Its design is obviously inspired by the Microsoft Surface Pro. It has a similar kickstand that offers a wide range of angles. The Spectre's keyboard accessory even attaches magnetically to the bezel of the device, just like the Surface Pro.
But there are differences. To open the Spectre's U-shaped kickstand, you toggle a switch at the side of the device. On the Surface, you simply push the kickstand open with your fingers.
Made from stainless steel, the Spectre's shiny kickstand looks like something you'll find on a photo frame. It does not quite fit the brushed metallic look of the rest of the device but feels sturdy enough.
While there are ventilation holes along the edges of the Surface, the Spectre has smooth, rounded edges. This is because the Surface has to support a more powerful and warmer Intel Core i7 chip, while the Spectre is designed to work with only a fanless Intel Core M processor.
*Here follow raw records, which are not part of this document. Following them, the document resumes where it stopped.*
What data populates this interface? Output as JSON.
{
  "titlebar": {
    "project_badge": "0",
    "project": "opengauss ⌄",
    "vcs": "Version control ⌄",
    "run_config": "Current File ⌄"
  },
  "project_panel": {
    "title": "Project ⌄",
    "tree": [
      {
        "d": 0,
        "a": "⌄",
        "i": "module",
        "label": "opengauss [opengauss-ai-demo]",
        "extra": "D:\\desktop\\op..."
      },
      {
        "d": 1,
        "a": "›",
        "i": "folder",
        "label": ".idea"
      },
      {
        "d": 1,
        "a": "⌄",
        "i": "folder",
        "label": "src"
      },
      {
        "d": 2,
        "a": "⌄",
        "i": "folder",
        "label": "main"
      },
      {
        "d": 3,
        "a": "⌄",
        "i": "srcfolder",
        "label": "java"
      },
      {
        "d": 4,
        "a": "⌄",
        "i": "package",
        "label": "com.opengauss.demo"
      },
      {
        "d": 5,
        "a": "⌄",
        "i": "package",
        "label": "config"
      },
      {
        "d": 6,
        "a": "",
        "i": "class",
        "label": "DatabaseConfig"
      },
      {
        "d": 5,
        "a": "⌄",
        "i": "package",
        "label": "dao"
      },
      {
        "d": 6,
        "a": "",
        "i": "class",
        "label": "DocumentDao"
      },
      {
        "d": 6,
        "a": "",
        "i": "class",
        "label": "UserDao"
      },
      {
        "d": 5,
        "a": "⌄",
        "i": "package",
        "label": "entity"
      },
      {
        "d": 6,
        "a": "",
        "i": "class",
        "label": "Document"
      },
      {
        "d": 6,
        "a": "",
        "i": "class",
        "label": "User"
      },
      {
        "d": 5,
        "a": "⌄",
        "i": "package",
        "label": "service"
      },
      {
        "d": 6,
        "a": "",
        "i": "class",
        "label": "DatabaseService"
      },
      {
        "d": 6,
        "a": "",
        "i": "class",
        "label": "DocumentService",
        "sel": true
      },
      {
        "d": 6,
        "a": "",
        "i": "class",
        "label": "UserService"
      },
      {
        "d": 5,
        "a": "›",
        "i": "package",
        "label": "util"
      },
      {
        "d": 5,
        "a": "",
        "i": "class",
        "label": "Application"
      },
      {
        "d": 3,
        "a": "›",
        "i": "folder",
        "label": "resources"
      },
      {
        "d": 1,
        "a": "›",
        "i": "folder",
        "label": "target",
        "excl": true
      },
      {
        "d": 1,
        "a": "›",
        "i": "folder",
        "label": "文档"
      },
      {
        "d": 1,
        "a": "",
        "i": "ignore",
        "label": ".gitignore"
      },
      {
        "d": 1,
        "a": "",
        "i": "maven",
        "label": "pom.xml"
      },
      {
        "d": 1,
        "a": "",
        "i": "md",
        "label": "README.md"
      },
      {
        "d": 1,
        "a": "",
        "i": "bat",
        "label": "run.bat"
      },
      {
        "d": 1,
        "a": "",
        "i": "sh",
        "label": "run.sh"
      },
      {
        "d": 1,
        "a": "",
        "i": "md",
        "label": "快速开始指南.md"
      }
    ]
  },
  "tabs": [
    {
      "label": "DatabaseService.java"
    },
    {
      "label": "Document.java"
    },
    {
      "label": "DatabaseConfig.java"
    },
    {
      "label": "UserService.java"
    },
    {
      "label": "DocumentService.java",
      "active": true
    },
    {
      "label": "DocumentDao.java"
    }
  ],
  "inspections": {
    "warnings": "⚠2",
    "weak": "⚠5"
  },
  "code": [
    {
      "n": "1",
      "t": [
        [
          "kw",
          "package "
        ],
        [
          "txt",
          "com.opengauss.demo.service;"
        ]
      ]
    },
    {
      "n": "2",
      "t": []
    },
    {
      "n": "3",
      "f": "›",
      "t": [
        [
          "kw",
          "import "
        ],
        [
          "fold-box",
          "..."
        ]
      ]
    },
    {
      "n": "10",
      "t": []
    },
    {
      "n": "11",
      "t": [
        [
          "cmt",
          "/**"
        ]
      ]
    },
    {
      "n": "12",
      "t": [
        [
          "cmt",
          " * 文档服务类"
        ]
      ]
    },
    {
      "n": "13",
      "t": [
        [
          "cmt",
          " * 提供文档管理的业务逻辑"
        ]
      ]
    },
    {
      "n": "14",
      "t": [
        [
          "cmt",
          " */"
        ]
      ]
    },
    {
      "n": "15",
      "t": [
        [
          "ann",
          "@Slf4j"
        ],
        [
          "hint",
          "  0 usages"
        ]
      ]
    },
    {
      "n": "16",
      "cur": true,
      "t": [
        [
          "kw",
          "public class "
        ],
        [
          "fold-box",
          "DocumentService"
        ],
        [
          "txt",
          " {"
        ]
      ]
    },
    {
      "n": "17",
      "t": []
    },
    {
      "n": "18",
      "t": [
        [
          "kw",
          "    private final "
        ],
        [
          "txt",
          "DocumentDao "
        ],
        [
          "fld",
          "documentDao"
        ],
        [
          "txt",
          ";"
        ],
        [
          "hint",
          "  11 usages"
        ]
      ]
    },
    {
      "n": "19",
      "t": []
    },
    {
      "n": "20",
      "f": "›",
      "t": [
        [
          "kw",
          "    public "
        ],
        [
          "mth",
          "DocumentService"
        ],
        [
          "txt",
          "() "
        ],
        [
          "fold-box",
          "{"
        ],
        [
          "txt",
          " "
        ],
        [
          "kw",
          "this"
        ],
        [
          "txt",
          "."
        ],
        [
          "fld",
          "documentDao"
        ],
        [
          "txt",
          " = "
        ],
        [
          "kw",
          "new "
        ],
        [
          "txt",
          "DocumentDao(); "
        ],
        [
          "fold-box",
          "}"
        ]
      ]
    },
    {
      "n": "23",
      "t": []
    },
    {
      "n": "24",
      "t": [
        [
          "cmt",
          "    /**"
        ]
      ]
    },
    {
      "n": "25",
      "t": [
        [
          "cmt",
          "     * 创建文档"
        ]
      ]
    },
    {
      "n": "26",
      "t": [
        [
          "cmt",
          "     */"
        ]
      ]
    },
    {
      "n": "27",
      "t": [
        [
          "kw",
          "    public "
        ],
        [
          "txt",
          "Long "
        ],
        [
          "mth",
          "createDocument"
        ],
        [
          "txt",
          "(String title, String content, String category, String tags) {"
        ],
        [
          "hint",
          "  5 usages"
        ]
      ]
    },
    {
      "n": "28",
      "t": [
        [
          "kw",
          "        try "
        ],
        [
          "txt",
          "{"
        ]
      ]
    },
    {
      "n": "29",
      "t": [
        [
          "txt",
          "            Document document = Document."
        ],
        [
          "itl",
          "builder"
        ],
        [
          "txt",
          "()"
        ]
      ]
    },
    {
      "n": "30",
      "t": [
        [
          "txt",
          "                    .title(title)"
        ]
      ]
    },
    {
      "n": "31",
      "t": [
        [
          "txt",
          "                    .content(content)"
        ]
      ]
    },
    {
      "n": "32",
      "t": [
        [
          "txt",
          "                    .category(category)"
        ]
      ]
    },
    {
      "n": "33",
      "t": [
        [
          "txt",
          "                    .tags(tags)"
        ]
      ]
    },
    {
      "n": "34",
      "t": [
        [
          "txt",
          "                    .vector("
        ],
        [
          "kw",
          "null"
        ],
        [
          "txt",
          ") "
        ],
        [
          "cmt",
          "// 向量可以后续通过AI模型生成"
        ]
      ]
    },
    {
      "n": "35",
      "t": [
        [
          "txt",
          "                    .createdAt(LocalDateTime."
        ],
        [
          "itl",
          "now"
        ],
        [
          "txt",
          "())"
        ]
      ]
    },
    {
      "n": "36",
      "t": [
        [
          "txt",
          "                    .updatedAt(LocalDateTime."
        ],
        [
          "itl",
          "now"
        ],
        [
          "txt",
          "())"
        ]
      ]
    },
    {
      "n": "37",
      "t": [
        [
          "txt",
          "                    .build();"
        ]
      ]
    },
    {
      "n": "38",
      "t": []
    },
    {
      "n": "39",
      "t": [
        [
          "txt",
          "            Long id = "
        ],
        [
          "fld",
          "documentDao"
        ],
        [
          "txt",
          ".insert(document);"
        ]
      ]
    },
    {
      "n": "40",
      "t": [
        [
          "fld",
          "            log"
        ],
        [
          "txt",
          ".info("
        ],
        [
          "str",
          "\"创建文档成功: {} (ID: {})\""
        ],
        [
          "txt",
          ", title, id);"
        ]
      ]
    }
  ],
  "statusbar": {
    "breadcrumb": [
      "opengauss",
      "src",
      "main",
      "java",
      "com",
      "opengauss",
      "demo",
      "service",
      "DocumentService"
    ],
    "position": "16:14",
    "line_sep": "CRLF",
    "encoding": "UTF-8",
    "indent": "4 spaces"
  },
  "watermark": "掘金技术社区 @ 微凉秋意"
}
Unlike the Surface, the Spectre does not come with a stylus. However, HP includes the Spectre keyboard for free, while Microsoft charges $199 for its keyboard.
PROCESSOR: Intel Core M7-6Y75 (1.2GHz)
GRAPHICS: Intel HD Graphics 515
SCREEN SIZE: 12-inch, 1,920 x 1,280 pixels
Connectivity: 2 x USB 3.0 Type-C, microSD card slot, headphone and microphone combo jack
Battery: 42 watt-hour
VALUE FOR MONEY: 3/5
BATTERY LIFE: 4/5
Both keyboards are very good. Key travel is relatively decent, with just the tiniest bit of flex while typing. They both have Microsoft Precision touchpads that support gestures such as switching apps with a three-fingered swipe.
The touchpad is a tad smoother on the Microsoft keyboard, but the Spectre has a wider touchpad. HP's keyboard also has built-in speakers to complement the Spectre's stereo speakers. Despite this, the audio was tinny and soft even at maximum volume.
The Spectre's 12-inch display has a 1,920 x 1,280-pixel resolution. While more than adequate for its size, this resolution is not as high as the Surface Pro's. The Spectre also has a relatively chunky bezel.
Running across the back of the Spectre is a black strip where the Intel RealSense camera is located. This 3D camera can be used to scan objects, but it feels like a gimmick. The front-facing camera cannot be used for facial authentication via the Windows Hello feature.
Compared with the Surface Pro 4, which has a battery life of five hours, the Spectre has a slightly larger battery that lasted 5hr 45min in our video-loop battery test.
Overall, the inclusion of the keyboard makes the Spectre more affordable than the Surface Pro 4, but I prefer the better display and kickstand of the Surface Pro 4.
• Verdict: A reasonably priced and competent tablet-laptop hybrid.